Settling into my seat in 12D, I looked across the aisle and noticed a well-dressed woman my age, listening to her iPod.
My stomach turned like I’d just plummeted a rollercoaster drop. And suddenly I knew.
I’d lost my iPod 4 GB Nano.
My last recollection of it was on the flight into Omaha, 5 days prior, when I came on vacation to see my boyfriend, Scott.
I had a coat draped over my lap. Overtop that was a pillow. And, somewhere in the mix had been my iPod; I’d been listening to an inspiring sermon from NewSpring Church before we were told to turn off all electronics.
A vision of my tiny green friend falling silently and helplessly to the floor flew to my mind. Ugh.
That little iPod was more than just an electronic toy—it’s a key component to each free Jazzercise class I teach for our missionary women at headquarters. And my heart hurt, too, remembering how my girlfriends pooled their money and bought it for my last birthday.
I felt so irresponsible. My brain automatically spun with Plan B options. I’d already tried to call the airlines to document the loss. Scott had even driven to the airport in Omaha to talk with Northwest Airlines in person and came back with empty hands.

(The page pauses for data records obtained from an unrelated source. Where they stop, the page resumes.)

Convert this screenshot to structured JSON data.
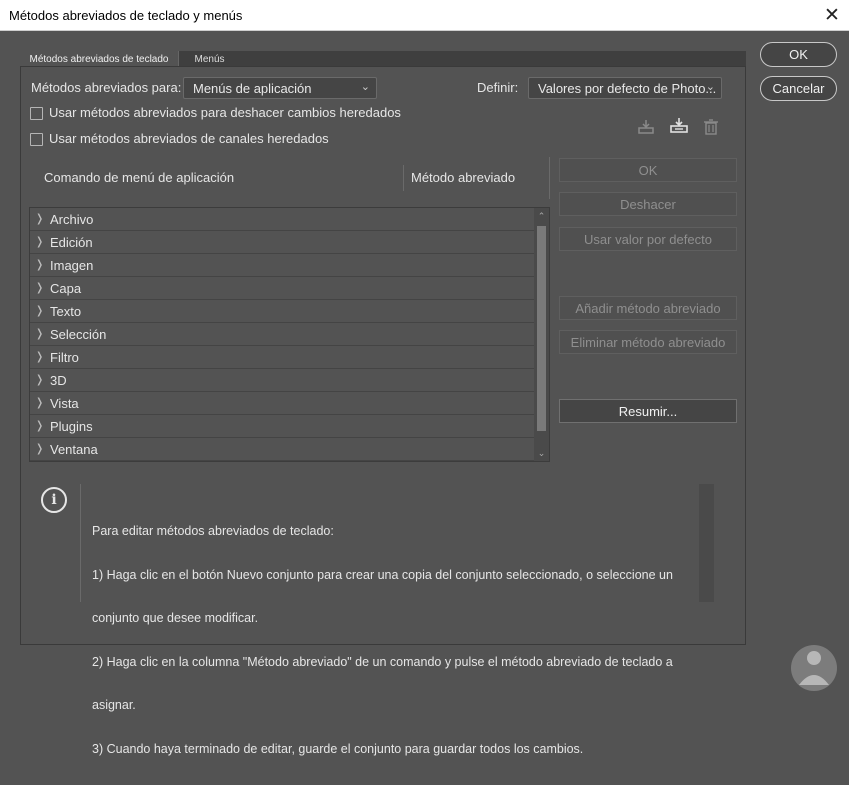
{
  "window": {
    "title": "Métodos abreviados de teclado y menús",
    "close_glyph": "✕"
  },
  "tabs": [
    {
      "label": "Métodos abreviados de teclado"
    },
    {
      "label": "Menús"
    }
  ],
  "shortcuts_for": {
    "label": "Métodos abreviados para:",
    "value": "Menús de aplicación"
  },
  "set": {
    "label": "Definir:",
    "value": "Valores por defecto de Photo..."
  },
  "checkboxes": [
    {
      "label": "Usar métodos abreviados para deshacer cambios heredados",
      "checked": false
    },
    {
      "label": "Usar métodos abreviados de canales heredados",
      "checked": false
    }
  ],
  "columns": {
    "command": "Comando de menú de aplicación",
    "shortcut": "Método abreviado"
  },
  "menu_items": [
    {
      "label": "Archivo"
    },
    {
      "label": "Edición"
    },
    {
      "label": "Imagen"
    },
    {
      "label": "Capa"
    },
    {
      "label": "Texto"
    },
    {
      "label": "Selección"
    },
    {
      "label": "Filtro"
    },
    {
      "label": "3D"
    },
    {
      "label": "Vista"
    },
    {
      "label": "Plugins"
    },
    {
      "label": "Ventana"
    }
  ],
  "side_buttons": {
    "ok": "OK",
    "undo": "Deshacer",
    "use_default": "Usar valor por defecto",
    "add_shortcut": "Añadir método abreviado",
    "delete_shortcut": "Eliminar método abreviado",
    "summarize": "Resumir..."
  },
  "toolbar_icons": [
    "save-set-icon",
    "new-set-icon",
    "delete-set-icon"
  ],
  "info": {
    "icon": "info-icon",
    "lines": [
      "Para editar métodos abreviados de teclado:",
      "1) Haga clic en el botón Nuevo conjunto para crear una copia del conjunto seleccionado, o seleccione un",
      "conjunto que desee modificar.",
      "2) Haga clic en la columna \"Método abreviado\" de un comando y pulse el método abreviado de teclado a",
      "asignar.",
      "3) Cuando haya terminado de editar, guarde el conjunto para guardar todos los cambios."
    ]
  },
  "dialog_buttons": {
    "ok": "OK",
    "cancel": "Cancelar"
  },
  "colors": {
    "dialog_bg": "#535353",
    "titlebar_bg": "#ffffff",
    "disabled_text": "#8f8f8f"
  }
}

What would I do? I thought, I teach again in a few days. I’ve got to bite the bullet and just go buy another one. I don’t know how I’ll pay for it, I guess I’ll dig into savings. What else can I do?
Then, I felt God nudge my heart: Angie, rest. Don’t be so quick to self-provide. Wait. Let Me be your hero in this.
Sigh. Will this be my life-long lesson? To fight against the constant temptation to make life work for myself? I think it just might. But then, it sure keeps me humble and coming up against the truth that Jesus has a better plan than my Plan Bs. (Although they keep me hanging until the 11th hour, more often than not.)
I may not be seeing growth in how I still default to making my own plans, but I’m grateful to say that I have a quicker turn-around time than in the past as I turn and choose to intentionally rest. And I learn to talk to God and others about my needs, my shortcomings.
Taking a nervous breath, I vulnerably confessed the debacle to my friend, Sadee, Thursday when I got back to the office. I told her about the loss and how I was fighting to rest.
“I have an iPod that I just use to listen to talks,” Sadee said. “You can borrow it to teach class until you figure out what to do next.”
Wow. A sweet, small gesture that had “Jesus is Your Hero” written all over it.